Iranian protesters sentenced to death were tortured, says Amnesty report
Two teenagers and a 31-year-old man were subjected to torture including rape and beatings and denied a fair trial, says group
The alleged torture of three young Iranian men facing the death penalty has been detailed in a report by Amnesty International that raises deep concerns about the country’s judicial system.
One of the men, Mehdi Mohammadifard, was raped by prison guards and severely beaten, the rights group said. Amnesty said it had learned that Mohammadifard suffered anal injuries and rectal bleeding that required treatment in a hospital outside the prison where he was being held.
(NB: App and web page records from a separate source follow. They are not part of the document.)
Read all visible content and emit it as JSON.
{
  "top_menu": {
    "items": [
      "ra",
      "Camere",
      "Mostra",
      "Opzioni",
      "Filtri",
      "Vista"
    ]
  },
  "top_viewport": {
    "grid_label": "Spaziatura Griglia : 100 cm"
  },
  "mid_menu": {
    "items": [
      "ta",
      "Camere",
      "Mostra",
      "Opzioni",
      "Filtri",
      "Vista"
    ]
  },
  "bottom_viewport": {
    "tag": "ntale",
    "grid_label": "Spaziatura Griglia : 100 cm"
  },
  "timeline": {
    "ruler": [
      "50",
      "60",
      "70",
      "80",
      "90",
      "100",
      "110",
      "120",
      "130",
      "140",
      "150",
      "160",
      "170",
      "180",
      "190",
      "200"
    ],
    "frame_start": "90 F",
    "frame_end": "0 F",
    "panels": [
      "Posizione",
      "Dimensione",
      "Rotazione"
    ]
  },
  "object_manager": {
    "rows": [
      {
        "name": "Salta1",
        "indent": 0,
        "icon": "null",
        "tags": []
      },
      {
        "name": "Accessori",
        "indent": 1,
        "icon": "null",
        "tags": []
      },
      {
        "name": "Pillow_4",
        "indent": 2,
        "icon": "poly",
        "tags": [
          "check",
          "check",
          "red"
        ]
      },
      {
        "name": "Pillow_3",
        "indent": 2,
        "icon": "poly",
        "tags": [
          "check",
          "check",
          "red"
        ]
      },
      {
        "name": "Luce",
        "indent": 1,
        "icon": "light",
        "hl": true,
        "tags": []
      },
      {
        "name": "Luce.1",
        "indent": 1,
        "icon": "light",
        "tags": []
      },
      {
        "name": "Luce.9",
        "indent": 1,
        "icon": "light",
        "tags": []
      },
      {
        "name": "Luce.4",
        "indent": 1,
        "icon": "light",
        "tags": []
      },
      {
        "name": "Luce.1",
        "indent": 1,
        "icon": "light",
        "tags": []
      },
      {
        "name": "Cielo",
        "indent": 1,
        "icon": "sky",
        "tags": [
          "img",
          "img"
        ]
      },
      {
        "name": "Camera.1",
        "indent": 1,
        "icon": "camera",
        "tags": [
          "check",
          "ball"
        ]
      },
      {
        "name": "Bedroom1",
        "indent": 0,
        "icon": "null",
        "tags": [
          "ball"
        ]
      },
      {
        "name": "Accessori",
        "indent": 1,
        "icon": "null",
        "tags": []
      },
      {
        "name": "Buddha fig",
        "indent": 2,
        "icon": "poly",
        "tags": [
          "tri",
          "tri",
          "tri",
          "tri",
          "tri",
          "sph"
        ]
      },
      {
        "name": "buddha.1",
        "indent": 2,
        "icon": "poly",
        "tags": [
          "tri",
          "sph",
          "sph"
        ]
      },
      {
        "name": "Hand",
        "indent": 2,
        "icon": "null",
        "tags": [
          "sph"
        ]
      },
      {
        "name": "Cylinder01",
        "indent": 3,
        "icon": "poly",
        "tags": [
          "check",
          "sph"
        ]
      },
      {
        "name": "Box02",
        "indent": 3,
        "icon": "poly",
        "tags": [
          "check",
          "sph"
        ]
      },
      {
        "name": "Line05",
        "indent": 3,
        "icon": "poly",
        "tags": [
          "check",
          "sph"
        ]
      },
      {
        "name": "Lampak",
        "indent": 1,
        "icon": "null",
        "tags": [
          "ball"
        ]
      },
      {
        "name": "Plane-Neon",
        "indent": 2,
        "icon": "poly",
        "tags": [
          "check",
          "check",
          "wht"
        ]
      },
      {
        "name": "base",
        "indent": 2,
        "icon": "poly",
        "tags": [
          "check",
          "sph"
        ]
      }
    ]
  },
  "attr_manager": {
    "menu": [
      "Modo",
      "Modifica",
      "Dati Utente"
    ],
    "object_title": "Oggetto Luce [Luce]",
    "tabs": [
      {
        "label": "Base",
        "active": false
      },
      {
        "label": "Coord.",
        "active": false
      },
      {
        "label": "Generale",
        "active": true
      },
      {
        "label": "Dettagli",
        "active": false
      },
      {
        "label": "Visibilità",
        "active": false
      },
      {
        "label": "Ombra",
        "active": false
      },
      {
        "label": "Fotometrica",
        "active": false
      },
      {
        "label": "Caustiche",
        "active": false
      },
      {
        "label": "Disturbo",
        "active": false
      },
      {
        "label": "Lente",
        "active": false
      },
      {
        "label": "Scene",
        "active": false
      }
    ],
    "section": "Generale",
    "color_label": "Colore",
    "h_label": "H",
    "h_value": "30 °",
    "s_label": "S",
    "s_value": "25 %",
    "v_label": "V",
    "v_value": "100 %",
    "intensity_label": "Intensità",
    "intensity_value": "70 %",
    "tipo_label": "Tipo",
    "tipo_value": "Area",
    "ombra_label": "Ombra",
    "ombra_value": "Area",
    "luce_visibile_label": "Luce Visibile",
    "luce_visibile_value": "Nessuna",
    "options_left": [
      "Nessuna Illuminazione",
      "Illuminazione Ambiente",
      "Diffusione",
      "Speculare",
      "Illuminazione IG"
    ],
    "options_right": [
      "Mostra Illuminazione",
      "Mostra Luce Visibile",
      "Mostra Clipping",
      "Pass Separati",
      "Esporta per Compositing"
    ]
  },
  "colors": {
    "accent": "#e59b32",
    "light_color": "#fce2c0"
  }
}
The 19-year-old went into hiding after being summoned for questioning by the Revolutionary Guards before his arrest in the early hours of 2 October. During his arrest he was thrown to the floor and suffered a broken nose, Amnesty said.
Mohammadifard was sentenced to death along with 18-year-old Arshia Takdastan and 31-year-old Javad Rouhi in connection with protests in Noshahr, in Mazandaran province, on 21 September that broke out in response to the death in police custody five days previously of Mahsa Amini.
Their convictions on charges including “corruption on Earth” and “enmity against God” are subject to appeal at the supreme court.
Amnesty said it had obtained information that Rouhi was subjected to severe beatings and floggings, including on the soles of his feet and while being tied to a pole, and that ice had been placed on his testicles. Takdastan has also been repeatedly subjected to beatings, Amnesty said.
Amnesty said the accused were denied the right to a lawyer of their choice at a hearing lasting less than an hour. It has called for the death sentences to be quashed.
Diana Eltahawy, Amnesty International’s deputy director for the Middle East and North Africa, said: “The fact that Arshia Takdastan, Mehdi Mohammadifard and Javad Rouhi and their anguished relatives live under the shadow of execution while Revolutionary Guards’ agents and prosecution officials reasonably suspected of responsibility or complicity in their sexual abuse and other forms of torture enjoy absolute impunity highlights the sheer cruelty and inhumanity of Iran’s judicial system.
“The Iranian authorities must immediately quash the convictions and death sentences of these young men and drop all charges related to their peaceful participation in protests. They must also order a prompt, transparent, and impartial investigation to bring all those reasonably suspected of responsibility for their torture to justice in fair trials.”
The names of those suspected of being responsible for the treatment of the three men are due to be handed to western authorities.